The tech industry hopes you’ll consider making AI gadgets a regular wardrobe fixture.
Driving the news: Tech firms, startups, and entrepreneurs are launching a slew of wearable AI-powered devices, racing to be the first to bring AI to the consumer hardware market, per Axios.
Rounding out the AI wearables roster…
Rewind.ai launched Pendant, a necklace that records your conversations and transfers them to your smartphone, creating an audio database (of sorts) for your life.
Meta unveiled a pair of Ray-Ban smart glasses that include an AI chatbot that users can communicate with (which might make you look like you’re talking to yourself).
Sam Altman-backed startup Humane teased its new AI pin at Paris Fashion Week— a screenless lapel device that projects a smartphone-like interface onto users' hands.
- Microsoft filed a patent for an AI backpack that features GPS, voice command, and cameras that could… help us walk in the right direction?
Why it matters: AI wearables can offer health monitoring, enhanced accessibility, safety alerts, improved productivity, personalized experiences, learning assistance, social connectivity, and data insights — as well as just being a fun conversation starter (or recorder) when you’re out on the town — but they also raise privacy and ethical concerns.
What’s next: Wearables are just one part of the AI-hardware puzzle.
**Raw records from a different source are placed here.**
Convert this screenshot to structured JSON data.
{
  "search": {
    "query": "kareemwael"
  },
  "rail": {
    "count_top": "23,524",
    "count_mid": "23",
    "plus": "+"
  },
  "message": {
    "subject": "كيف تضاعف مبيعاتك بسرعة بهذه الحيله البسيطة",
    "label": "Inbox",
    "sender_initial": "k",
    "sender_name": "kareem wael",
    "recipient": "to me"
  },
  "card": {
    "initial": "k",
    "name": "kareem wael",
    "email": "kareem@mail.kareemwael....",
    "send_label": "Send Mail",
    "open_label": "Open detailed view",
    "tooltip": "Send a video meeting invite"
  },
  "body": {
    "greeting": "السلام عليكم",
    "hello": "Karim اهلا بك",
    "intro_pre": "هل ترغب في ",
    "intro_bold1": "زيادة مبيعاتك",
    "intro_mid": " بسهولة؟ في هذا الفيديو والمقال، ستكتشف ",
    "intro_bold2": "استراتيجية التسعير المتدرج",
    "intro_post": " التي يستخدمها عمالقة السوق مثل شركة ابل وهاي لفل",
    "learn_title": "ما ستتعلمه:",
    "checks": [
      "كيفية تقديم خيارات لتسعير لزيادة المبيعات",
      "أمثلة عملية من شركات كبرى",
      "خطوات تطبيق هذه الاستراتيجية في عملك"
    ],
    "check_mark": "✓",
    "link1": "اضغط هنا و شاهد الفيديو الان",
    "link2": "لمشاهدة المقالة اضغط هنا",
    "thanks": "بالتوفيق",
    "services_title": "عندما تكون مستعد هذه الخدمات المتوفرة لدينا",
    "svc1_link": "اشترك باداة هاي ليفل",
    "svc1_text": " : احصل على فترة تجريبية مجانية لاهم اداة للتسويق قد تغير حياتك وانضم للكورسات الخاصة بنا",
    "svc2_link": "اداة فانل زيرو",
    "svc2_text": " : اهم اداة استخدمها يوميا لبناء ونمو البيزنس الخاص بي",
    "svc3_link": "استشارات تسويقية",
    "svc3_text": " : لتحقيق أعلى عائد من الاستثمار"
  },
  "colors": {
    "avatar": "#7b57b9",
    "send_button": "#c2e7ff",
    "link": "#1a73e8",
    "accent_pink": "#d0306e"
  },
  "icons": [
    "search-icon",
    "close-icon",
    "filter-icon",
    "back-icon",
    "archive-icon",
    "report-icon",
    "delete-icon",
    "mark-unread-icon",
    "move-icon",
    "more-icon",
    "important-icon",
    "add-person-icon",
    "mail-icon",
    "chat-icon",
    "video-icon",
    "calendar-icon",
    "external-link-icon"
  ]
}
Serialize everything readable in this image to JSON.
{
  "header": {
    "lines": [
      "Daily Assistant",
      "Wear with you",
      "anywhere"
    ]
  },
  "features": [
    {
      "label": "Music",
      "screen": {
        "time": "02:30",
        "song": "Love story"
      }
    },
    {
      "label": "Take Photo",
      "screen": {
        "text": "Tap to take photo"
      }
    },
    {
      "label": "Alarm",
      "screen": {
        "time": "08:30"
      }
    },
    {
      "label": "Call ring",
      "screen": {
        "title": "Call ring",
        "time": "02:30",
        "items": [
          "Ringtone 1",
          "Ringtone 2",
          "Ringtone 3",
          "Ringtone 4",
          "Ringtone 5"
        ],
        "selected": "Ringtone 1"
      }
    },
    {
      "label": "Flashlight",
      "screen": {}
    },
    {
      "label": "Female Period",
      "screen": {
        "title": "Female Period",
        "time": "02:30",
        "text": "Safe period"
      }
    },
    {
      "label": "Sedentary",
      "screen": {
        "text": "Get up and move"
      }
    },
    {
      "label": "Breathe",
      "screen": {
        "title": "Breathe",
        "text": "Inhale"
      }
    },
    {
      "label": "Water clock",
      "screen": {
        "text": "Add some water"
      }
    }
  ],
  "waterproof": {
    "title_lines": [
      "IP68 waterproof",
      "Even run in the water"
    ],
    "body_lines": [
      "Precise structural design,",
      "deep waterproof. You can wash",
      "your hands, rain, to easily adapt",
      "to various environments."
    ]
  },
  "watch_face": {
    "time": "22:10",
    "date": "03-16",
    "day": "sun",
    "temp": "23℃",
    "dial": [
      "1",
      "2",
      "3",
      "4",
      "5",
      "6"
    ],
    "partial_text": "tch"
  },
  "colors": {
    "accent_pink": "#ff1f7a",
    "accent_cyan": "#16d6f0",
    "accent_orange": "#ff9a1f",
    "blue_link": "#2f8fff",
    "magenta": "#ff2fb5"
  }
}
Former lead Apple designer Jony Ive and OpenAI’s Sam Altman are reportedly developing a ChatGPT-powered consumer device, which could even one day rival the iPhone.—LA